According to the 2011 state databook for San Juan County, the largest employment sectors here were:
- Government - 25.3% (average weekly wage - $774)
- Wholesale/Retail Trade - 13.9% (average weekly wage - $595 )
- Construction - 13.6% (average weekly wage - $676 )
- Accommodation and Food Services - 11.6% (average weekly wage - $367 )
- Healthcare and Social Assistance - 5.8% (average weekly wage - $527)
Note that, besides government, our only top employment sector with an above-average wage (construction) just took it on the chin because of the CAOs. Note, too, that some of our lowest wage employment sectors (accommodation/food service, arts/entertainment/ recreation) are closely linked to tourism. The CAOs discourage nearly every type of economic activity in the San Juans except for tourism.
The just-passed CAOs are the most anti-middle-class, anti-working-class, anti-affordability, anti-people, anti-social-justice laws ever passed in this county. But you never hear CAO supporters admit that. Instead, CAO junkies will continue to falsely claim that they protect our economy and protect family-wage jobs. Don't believe it. It is a lie. Here is Lovel Pratt's press release announcement of her candidacy:
... Pratt recognizes that a strong local economy is key to our community’s sustainability and continued quality of life.

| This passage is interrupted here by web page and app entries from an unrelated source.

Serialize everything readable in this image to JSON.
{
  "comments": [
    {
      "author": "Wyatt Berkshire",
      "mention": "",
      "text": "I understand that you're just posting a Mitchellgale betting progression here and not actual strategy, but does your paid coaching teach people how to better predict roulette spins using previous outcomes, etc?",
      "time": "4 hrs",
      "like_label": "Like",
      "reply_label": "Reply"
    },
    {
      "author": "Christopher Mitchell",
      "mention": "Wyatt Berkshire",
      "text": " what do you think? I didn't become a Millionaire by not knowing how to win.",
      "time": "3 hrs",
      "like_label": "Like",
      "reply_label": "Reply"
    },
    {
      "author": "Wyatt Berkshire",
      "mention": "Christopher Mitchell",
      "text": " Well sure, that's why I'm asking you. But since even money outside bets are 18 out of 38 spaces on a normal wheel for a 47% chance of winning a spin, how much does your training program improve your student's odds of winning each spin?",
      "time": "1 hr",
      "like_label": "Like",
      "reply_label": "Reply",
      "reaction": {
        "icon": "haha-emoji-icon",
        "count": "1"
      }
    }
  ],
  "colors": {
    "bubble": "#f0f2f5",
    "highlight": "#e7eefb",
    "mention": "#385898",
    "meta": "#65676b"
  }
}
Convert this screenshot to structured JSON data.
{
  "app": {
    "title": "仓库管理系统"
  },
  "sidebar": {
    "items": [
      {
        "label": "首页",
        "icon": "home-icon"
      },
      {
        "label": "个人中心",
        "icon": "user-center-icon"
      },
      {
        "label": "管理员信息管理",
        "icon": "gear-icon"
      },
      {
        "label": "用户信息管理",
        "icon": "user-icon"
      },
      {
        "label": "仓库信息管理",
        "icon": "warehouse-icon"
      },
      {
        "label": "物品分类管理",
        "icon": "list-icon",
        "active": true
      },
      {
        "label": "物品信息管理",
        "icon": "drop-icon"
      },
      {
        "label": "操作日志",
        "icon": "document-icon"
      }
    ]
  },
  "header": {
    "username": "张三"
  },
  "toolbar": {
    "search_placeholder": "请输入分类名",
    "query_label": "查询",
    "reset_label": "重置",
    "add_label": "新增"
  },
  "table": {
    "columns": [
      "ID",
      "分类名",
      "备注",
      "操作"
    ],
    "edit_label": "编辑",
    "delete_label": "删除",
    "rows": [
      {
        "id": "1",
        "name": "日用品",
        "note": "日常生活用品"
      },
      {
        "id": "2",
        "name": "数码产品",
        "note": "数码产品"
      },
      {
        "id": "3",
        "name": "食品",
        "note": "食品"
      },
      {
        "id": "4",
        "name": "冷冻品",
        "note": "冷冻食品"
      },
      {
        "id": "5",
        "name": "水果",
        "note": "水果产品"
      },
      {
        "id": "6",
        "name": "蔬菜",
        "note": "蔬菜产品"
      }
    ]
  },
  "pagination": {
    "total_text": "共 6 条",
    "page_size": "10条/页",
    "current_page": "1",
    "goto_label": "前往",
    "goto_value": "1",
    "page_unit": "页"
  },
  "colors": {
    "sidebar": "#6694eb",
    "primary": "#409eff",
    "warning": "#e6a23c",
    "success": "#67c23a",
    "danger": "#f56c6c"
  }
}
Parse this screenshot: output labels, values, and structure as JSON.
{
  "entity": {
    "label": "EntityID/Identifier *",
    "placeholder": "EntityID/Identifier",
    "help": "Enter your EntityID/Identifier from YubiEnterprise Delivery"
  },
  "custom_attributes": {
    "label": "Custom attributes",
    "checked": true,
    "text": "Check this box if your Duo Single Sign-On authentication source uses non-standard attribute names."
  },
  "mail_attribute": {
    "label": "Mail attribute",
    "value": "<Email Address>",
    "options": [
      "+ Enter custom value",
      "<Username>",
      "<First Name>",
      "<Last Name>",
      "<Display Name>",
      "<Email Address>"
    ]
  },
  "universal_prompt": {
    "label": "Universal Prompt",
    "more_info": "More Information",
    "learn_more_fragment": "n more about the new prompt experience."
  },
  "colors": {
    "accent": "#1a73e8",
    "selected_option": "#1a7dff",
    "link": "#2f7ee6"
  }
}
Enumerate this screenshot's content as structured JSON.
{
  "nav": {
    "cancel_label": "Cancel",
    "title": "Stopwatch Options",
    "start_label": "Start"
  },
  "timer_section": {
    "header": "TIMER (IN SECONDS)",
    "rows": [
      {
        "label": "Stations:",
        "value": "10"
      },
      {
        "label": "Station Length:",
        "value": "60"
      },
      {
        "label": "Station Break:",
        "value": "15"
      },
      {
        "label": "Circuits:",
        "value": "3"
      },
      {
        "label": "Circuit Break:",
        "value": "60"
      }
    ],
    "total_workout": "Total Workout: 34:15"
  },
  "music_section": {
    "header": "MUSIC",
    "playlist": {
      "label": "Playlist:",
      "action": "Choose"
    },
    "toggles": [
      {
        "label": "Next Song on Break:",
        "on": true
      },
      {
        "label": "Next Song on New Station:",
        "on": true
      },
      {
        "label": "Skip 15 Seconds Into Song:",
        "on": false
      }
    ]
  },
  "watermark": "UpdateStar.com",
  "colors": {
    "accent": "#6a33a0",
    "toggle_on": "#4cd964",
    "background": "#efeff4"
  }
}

She will continue to support and advocate for the infrastructure needed for year-round, family-wage jobs, such as the wireless ordinance. She will continue to support innovative, locally-based solutions that retain local jobs, such as the Lopez Solid Waste District’s and Orcas Recycling Services’ solid waste and recycling services.It is very disingenuous to proclaim support for the local economy when you have just voted to kill it with the CAOs. Beyond buzzwords and platitudes (e.g., sustainability, quality of life, beauty of the environment, health of ecosystems), there is nothing to Pratt's typically vacuous statements.
Pratt also recognizes that San Juan County’s economy is inextricably connected to the beauty of its environment and the health of its ecosystems.
While you contemplate the economy-killing, low-wage job strategy of our Council members, be aware that the Friends of the San Juans have just today been awarded over $230,000 in new 2013 grants from the state for salmon recovery projects. Other County entities won a further $80,000 in grants. I am sure that news makes your recent $1.6 billion decline in equity much more palatable.
Also, while you contemplate the Council's passage of the largest County budget in history, peruse the benefit plan of County workers, and ask yourself how many other workers in the County might get an equivalent package. I'm not against paying good benefits, but it seems especially ironic that our County government should have among the best pay and benefits package in the islands while our Council pushes economy-killing, low-wage policies on the rest of us.